On Thursday, October 10, 2023, a tense situation unfolded at a homeless camp near downtown Anchorage, Alaska. The city towed away several vehicles that people had been living in for months, including two buses, two box vans, a boat, and a fire engine. Some of the campers tried to resist the towing and were handcuffed and detained by the police. One woman, Madison Greenewald, said she lost all her belongings when her box truck was towed without giving her a chance to retrieve them. She was arrested and charged with criminal mischief for trying to push the truck through a hole in the fence.
The campers said they were frustrated and angry that their dwellings were being taken away and that they had nowhere else to go. They said the city had not provided them with adequate shelter options or services to help them get out of homelessness. They also said they felt harassed and criminalized by the city’s actions.
The towing operation was part of the city’s efforts to clear out the homeless camp at Third Avenue and Ingra Street, which had grown to be one of the largest and most visible in Anchorage. The city had posted notices on the vehicles informing the owners that they had to move them or face impoundment. The city said the vehicles were violating municipal codes and creating public health and safety hazards.
Mayor Bronson blames Assembly for homelessness crisis
As the towing was happening, Mayor Dave Bronson arrived at the scene and blamed the Anchorage Assembly for the homelessness crisis in the city. He said the Assembly had twice rejected his proposals to build a large shelter in East Anchorage that could house up to 500 people. He said if the shelter had been approved, the towing would not have been necessary and the campers would have had a place to stay.
Bronson said his administration was working on alternative solutions to address homelessness, such as converting hotels into transitional housing and expanding existing shelters. He said he hoped to have more shelter beds available by November 1, when the city’s emergency cold weather shelter program would start. He also said he was open to working with the Assembly and other stakeholders to find common ground on the issue.
The Assembly members, however, have criticized Bronson’s approach to homelessness as being too costly, unrealistic, and ineffective. They have questioned his estimates of construction and operating costs for the proposed shelter, as well as his plans for providing services and security at the facility. They have also expressed concerns about the location of the shelter, which is near a residential neighborhood and a school. They have argued that the city needs a more comprehensive and collaborative strategy to address homelessness, not just a single large shelter.
Advocates call for more compassion and support for homeless people
The towing incident also drew attention from advocates and observers who called for more compassion and support for homeless people in Anchorage. Eric Glatt, an emeritus attorney with the ACLU of Alaska, was at the scene filming with his phone. He said he was concerned about the civil rights and due process of the campers whose vehicles were towed. He said he wanted to document what was happening and hold the city accountable for its actions.

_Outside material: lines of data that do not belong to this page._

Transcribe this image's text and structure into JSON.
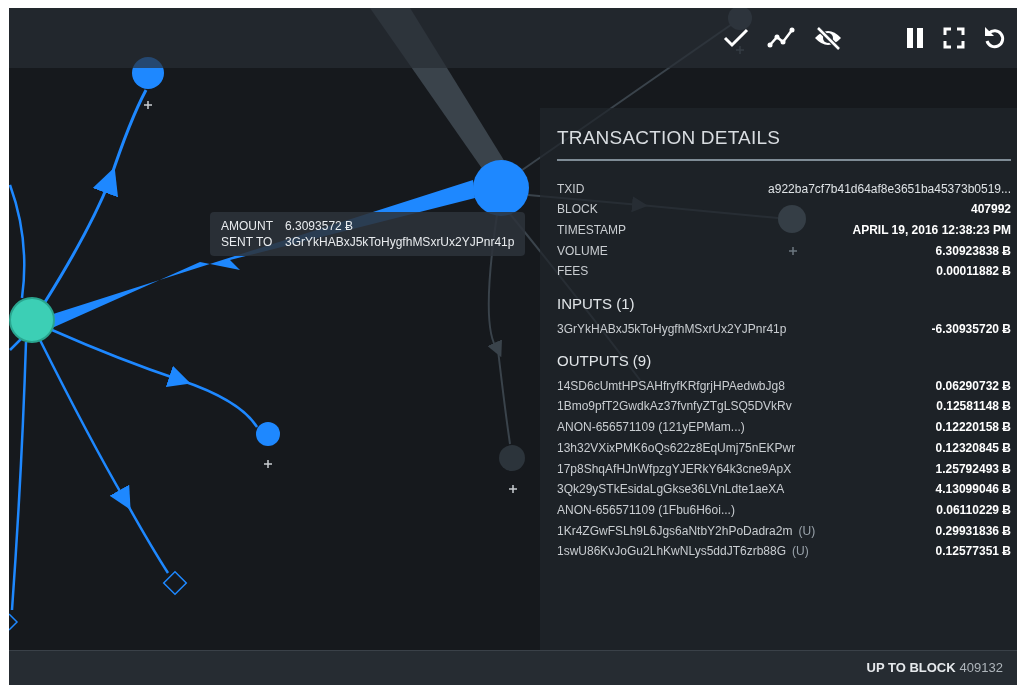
{
  "tooltip": {
    "rows": [
      {
        "label": "AMOUNT",
        "value": "6.3093572 Ƀ"
      },
      {
        "label": "SENT TO",
        "value": "3GrYkHABxJ5kToHygfhMSxrUx2YJPnr41p"
      }
    ]
  },
  "details": {
    "title": "TRANSACTION DETAILS",
    "fields": [
      {
        "label": "TXID",
        "value": "a922ba7cf7b41d64af8e3651ba45373b0519..."
      },
      {
        "label": "BLOCK",
        "value": "407992"
      },
      {
        "label": "TIMESTAMP",
        "value": "APRIL 19, 2016 12:38:23 PM"
      },
      {
        "label": "VOLUME",
        "value": "6.30923838 Ƀ"
      },
      {
        "label": "FEES",
        "value": "0.00011882 Ƀ"
      }
    ],
    "inputs": {
      "heading": "INPUTS (1)",
      "rows": [
        {
          "address": "3GrYkHABxJ5kToHygfhMSxrUx2YJPnr41p",
          "amount": "-6.30935720 Ƀ"
        }
      ]
    },
    "outputs": {
      "heading": "OUTPUTS (9)",
      "rows": [
        {
          "address": "14SD6cUmtHPSAHfryfKRfgrjHPAedwbJg8",
          "amount": "0.06290732 Ƀ"
        },
        {
          "address": "1Bmo9pfT2GwdkAz37fvnfyZTgLSQ5DVkRv",
          "amount": "0.12581148 Ƀ"
        },
        {
          "address": "ANON-656571109 (121yEPMam...)",
          "amount": "0.12220158 Ƀ"
        },
        {
          "address": "13h32VXixPMK6oQs622z8EqUmj75nEKPwr",
          "amount": "0.12320845 Ƀ"
        },
        {
          "address": "17p8ShqAfHJnWfpzgYJERkY64k3cne9ApX",
          "amount": "1.25792493 Ƀ"
        },
        {
          "address": "3Qk29ySTkEsidaLgGkse36LVnLdte1aeXA",
          "amount": "4.13099046 Ƀ"
        },
        {
          "address": "ANON-656571109 (1Fbu6H6oi...)",
          "amount": "0.06110229 Ƀ"
        },
        {
          "address": "1Kr4ZGwFSLh9L6Jgs6aNtbY2hPoDadra2m",
          "tag": "(U)",
          "amount": "0.29931836 Ƀ"
        },
        {
          "address": "1swU86KvJoGu2LhKwNLys5ddJT6zrb88G",
          "tag": "(U)",
          "amount": "0.12577351 Ƀ"
        }
      ]
    }
  },
  "status_bar": {
    "label": "UP TO BLOCK",
    "value": "409132"
  }
}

Glatt said he believed that towing vehicles used as homes was cruel and counterproductive. He said it did not solve the problem of homelessness, but only displaced people and made their lives harder. He said he hoped that the city would adopt more humane and effective policies to help homeless people, such as providing them with housing vouchers, rental assistance, case management, mental health care, and substance abuse treatment.
A private security guard who had been working at the site since last week also showed some sympathy for the campers. He had a pizza delivered and handed out slices to anyone who asked for one. He said he understood that some of the campers had fallen on hard times and needed help. He said he wished there were more resources available for them.